Records from a dataset:

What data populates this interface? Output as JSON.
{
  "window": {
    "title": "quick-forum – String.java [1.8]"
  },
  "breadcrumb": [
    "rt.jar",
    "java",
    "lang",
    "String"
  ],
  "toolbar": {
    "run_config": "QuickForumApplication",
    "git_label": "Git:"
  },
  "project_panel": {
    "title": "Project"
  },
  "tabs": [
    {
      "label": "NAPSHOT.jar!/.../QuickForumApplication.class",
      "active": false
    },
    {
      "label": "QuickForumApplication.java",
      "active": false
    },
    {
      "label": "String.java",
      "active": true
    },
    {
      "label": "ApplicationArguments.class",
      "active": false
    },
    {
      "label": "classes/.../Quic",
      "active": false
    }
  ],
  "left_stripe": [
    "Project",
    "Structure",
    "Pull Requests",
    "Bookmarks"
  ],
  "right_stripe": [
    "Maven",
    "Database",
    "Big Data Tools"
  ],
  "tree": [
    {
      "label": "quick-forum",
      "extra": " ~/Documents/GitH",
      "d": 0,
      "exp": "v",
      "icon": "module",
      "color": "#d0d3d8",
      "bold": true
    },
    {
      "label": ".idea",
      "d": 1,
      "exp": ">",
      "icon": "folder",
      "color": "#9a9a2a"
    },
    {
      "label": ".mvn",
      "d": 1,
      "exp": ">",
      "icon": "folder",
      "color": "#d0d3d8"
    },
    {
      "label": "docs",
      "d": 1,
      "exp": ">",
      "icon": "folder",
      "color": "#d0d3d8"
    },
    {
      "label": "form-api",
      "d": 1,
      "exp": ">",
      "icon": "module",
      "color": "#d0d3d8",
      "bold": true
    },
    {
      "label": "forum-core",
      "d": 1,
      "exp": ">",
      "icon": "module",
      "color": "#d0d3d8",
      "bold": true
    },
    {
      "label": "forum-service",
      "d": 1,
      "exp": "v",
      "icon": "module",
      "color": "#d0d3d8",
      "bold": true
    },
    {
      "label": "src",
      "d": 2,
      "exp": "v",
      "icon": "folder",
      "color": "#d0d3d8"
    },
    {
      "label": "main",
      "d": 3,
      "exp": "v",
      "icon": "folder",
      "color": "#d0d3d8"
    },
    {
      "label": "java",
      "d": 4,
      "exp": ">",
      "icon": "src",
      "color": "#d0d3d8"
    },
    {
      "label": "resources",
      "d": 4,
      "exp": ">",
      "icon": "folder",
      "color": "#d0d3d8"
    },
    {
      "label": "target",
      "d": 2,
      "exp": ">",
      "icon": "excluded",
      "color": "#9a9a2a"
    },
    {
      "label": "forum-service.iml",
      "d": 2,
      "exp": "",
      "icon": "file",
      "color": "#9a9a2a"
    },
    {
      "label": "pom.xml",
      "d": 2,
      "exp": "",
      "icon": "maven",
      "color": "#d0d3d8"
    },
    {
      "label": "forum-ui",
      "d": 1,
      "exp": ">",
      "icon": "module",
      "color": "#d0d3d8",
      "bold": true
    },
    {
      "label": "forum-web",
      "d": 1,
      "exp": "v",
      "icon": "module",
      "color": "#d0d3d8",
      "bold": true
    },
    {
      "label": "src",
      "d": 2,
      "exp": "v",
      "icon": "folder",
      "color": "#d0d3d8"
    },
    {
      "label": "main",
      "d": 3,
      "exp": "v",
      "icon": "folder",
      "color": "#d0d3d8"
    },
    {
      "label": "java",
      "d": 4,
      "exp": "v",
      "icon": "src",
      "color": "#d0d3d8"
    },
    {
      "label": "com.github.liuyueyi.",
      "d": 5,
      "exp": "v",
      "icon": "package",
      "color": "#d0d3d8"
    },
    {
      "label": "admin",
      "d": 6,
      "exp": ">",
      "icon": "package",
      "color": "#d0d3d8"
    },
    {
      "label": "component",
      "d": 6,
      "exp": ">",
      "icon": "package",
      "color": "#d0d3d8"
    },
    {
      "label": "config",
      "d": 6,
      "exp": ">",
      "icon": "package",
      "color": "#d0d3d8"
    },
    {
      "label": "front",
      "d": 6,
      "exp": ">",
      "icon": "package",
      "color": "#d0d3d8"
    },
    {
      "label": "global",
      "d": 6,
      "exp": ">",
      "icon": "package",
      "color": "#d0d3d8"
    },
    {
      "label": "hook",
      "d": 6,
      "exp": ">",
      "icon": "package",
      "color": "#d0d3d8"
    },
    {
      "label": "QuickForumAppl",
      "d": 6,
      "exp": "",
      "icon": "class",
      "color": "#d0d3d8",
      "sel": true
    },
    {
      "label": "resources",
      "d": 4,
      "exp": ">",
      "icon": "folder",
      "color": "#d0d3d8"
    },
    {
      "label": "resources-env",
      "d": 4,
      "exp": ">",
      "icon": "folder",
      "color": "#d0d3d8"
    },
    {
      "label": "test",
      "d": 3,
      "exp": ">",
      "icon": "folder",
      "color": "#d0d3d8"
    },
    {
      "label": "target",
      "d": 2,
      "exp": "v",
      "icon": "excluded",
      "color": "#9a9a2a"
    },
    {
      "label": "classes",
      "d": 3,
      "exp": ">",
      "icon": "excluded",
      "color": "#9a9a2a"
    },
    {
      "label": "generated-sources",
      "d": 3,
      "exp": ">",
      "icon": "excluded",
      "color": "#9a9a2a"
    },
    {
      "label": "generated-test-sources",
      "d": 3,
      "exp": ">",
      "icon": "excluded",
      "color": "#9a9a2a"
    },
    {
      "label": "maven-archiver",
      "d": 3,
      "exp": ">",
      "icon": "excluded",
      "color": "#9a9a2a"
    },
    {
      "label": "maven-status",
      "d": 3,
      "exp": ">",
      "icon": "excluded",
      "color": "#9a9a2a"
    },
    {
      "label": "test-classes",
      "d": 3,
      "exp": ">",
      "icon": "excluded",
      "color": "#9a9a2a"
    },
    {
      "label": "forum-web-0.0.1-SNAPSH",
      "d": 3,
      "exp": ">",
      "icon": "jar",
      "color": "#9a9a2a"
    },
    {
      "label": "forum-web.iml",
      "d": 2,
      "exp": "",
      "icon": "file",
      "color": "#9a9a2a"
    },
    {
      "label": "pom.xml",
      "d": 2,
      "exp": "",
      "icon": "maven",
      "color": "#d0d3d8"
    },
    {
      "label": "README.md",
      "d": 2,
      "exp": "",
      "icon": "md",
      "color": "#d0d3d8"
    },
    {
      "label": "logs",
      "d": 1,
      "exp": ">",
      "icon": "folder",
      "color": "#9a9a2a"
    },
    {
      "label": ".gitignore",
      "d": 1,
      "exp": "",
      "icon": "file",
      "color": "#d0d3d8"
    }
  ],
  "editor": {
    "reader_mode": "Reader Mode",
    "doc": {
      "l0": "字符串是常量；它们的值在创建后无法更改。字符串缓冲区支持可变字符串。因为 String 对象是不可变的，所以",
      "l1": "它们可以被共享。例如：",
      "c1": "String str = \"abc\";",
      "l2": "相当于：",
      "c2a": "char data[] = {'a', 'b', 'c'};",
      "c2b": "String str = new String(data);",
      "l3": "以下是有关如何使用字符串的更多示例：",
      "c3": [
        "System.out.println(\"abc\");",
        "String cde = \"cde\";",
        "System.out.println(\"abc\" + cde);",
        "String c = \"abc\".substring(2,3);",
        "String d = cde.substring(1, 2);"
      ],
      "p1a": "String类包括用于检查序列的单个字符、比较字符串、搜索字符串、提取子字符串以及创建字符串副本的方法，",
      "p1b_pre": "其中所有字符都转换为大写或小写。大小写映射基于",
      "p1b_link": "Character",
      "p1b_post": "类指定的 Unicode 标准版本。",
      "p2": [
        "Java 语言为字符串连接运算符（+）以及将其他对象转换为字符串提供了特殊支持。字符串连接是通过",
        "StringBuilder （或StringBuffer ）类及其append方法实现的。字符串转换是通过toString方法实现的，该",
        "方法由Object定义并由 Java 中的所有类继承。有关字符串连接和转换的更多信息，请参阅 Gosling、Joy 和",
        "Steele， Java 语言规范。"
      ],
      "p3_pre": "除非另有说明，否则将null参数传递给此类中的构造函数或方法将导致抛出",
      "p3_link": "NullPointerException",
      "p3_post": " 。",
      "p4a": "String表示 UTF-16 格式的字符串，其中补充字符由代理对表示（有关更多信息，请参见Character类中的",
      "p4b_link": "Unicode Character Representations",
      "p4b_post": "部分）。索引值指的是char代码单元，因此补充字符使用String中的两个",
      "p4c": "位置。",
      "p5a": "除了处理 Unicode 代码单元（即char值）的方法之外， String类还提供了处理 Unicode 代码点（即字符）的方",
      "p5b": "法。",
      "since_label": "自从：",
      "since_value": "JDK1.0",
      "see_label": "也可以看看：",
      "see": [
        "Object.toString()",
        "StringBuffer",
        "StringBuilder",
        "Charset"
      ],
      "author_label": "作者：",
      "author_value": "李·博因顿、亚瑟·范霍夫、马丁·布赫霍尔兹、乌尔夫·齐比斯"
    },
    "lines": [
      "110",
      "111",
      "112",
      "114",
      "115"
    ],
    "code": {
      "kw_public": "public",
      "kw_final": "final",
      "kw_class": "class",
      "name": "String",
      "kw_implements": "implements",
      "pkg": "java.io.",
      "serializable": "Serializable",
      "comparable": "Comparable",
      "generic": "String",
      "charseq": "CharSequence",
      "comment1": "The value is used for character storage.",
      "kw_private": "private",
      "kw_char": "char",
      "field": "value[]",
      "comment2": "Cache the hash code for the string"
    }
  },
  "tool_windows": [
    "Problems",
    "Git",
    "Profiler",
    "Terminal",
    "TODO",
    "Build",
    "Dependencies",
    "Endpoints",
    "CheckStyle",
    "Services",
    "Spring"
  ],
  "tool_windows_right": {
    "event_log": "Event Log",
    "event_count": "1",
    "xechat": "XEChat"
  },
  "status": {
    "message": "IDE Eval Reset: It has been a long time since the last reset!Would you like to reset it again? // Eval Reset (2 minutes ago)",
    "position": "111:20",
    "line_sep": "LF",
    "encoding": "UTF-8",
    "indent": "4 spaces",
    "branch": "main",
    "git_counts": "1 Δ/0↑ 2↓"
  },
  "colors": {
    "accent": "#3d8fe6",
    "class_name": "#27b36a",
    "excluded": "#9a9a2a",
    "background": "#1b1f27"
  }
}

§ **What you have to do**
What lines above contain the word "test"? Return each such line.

§ **Expected answer**
      "label": "test",
      "label": "generated-test-sources",
      "label": "test-classes",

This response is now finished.